## WHAT NEEDS TO BE DONE
When the string "Contain" appears in a line of the records, show the whole line.

[Opening RECORDS PROVIDED section]

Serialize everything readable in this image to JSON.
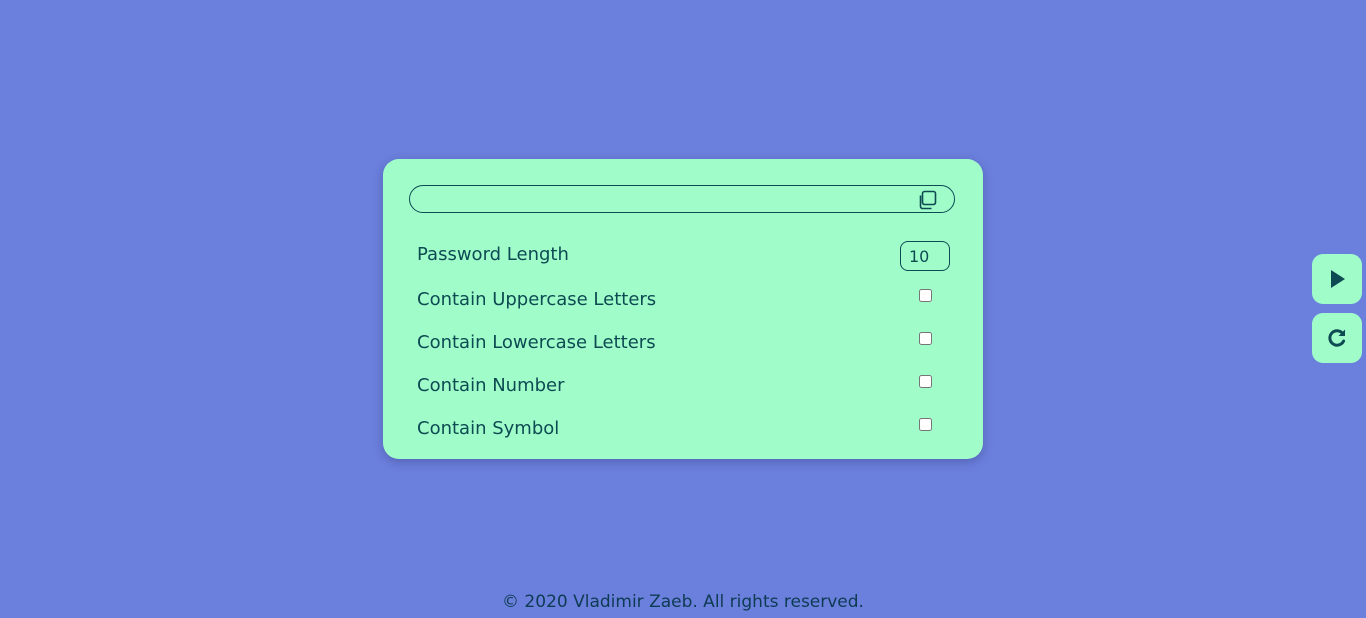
{
  "generator": {
    "result_value": "",
    "rows": {
      "length": {
        "label": "Password Length",
        "value": "10"
      },
      "uppercase": {
        "label": "Contain Uppercase Letters",
        "checked": false
      },
      "lowercase": {
        "label": "Contain Lowercase Letters",
        "checked": false
      },
      "number": {
        "label": "Contain Number",
        "checked": false
      },
      "symbol": {
        "label": "Contain Symbol",
        "checked": false
      }
    },
    "icons": {
      "copy": "copy-icon",
      "generate": "play-icon",
      "reset": "refresh-icon"
    }
  },
  "footer": {
    "text": "© 2020 Vladimir Zaeb. All rights reserved."
  },
  "colors": {
    "background": "#6b7fdc",
    "card": "#a0fdca",
    "text": "#0d4a52"
  }
}
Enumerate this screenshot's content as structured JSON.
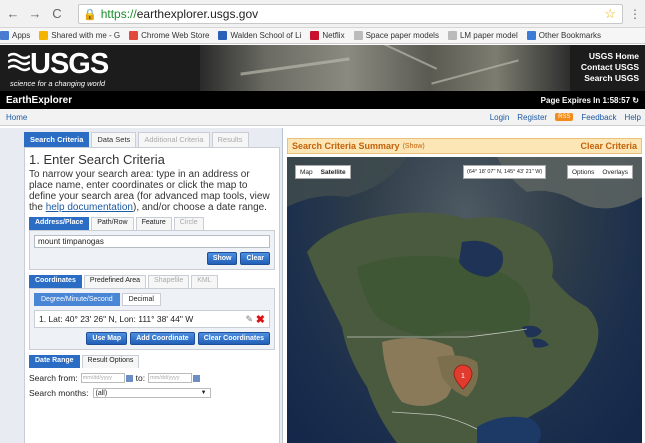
{
  "browser": {
    "url_scheme": "https://",
    "url_host": "earthexplorer.usgs.gov",
    "bookmarks": [
      {
        "label": "Apps",
        "color": "#4a7bd1"
      },
      {
        "label": "Shared with me - G",
        "color": "#f4b400"
      },
      {
        "label": "Chrome Web Store",
        "color": "#e24a3b"
      },
      {
        "label": "Walden School of Li",
        "color": "#2b5fb8"
      },
      {
        "label": "Netflix",
        "color": "#c8102e"
      },
      {
        "label": "Space paper models",
        "color": "#bbbbbb"
      },
      {
        "label": "LM paper model",
        "color": "#bbbbbb"
      },
      {
        "label": "Other Bookmarks",
        "color": "#3c7bd6"
      }
    ]
  },
  "header": {
    "logo_word": "USGS",
    "tagline": "science for a changing world",
    "links": [
      "USGS Home",
      "Contact USGS",
      "Search USGS"
    ],
    "app_name": "EarthExplorer",
    "expires": "Page Expires In 1:58:57"
  },
  "subnav": {
    "home": "Home",
    "login": "Login",
    "register": "Register",
    "rss": "RSS",
    "feedback": "Feedback",
    "help": "Help"
  },
  "tabs": [
    "Search Criteria",
    "Data Sets",
    "Additional Criteria",
    "Results"
  ],
  "criteria": {
    "title": "1. Enter Search Criteria",
    "desc_before": "To narrow your search area: type in an address or place name, enter coordinates or click the map to define your search area (for advanced map tools, view the ",
    "desc_link": "help documentation",
    "desc_after": "), and/or choose a date range."
  },
  "address": {
    "tabs": [
      "Address/Place",
      "Path/Row",
      "Feature",
      "Circle"
    ],
    "value": "mount timpanogas",
    "show": "Show",
    "clear": "Clear"
  },
  "coordinates": {
    "tabs": [
      "Coordinates",
      "Predefined Area",
      "Shapefile",
      "KML"
    ],
    "formats": [
      "Degree/Minute/Second",
      "Decimal"
    ],
    "entry": "1.  Lat: 40° 23' 26\" N, Lon: 111° 38' 44\" W",
    "use_map": "Use Map",
    "add": "Add Coordinate",
    "clear": "Clear Coordinates"
  },
  "date": {
    "tabs": [
      "Date Range",
      "Result Options"
    ],
    "from_label": "Search from:",
    "to_label": "to:",
    "placeholder": "mm/dd/yyyy",
    "months_label": "Search months:",
    "months_value": "(all)"
  },
  "summary": {
    "title": "Search Criteria Summary",
    "show": "(Show)",
    "clear": "Clear Criteria"
  },
  "map": {
    "types": [
      "Map",
      "Satellite"
    ],
    "coord_readout": "(64° 18' 07\" N, 145° 43' 21\" W)",
    "options": "Options",
    "overlays": "Overlays",
    "marker_label": "1"
  }
}
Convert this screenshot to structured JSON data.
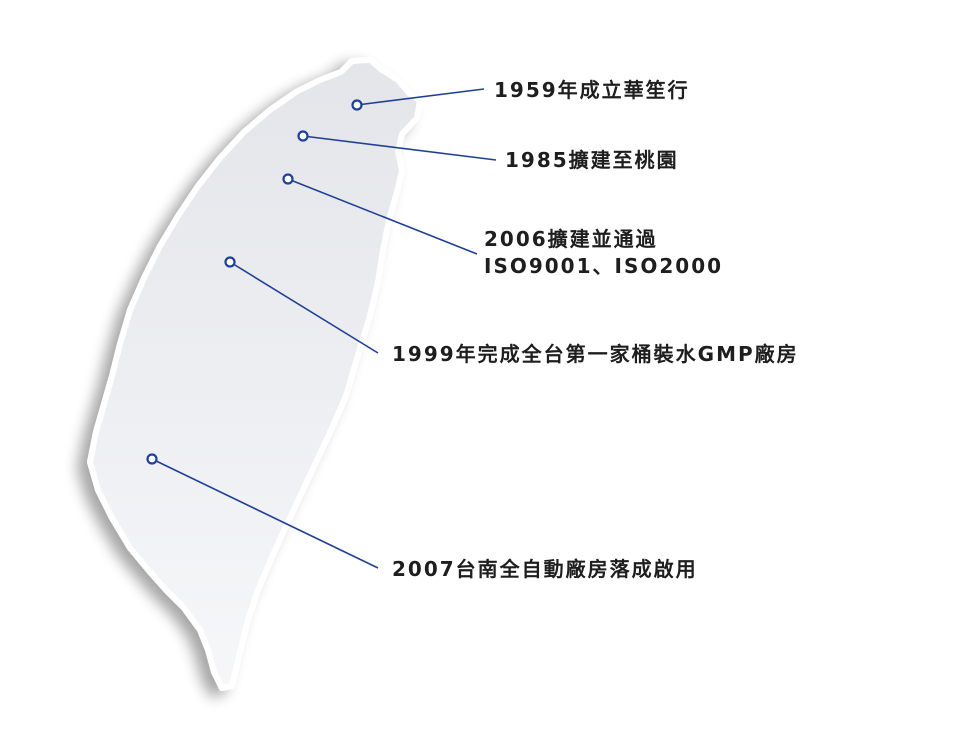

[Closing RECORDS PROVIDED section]

## SOLUTION TO THIS TASK
        "label": "Contain Uppercase Letters",
        "label": "Contain Lowercase Letters",
        "label": "Contain Number",
        "label": "Contain Symbol",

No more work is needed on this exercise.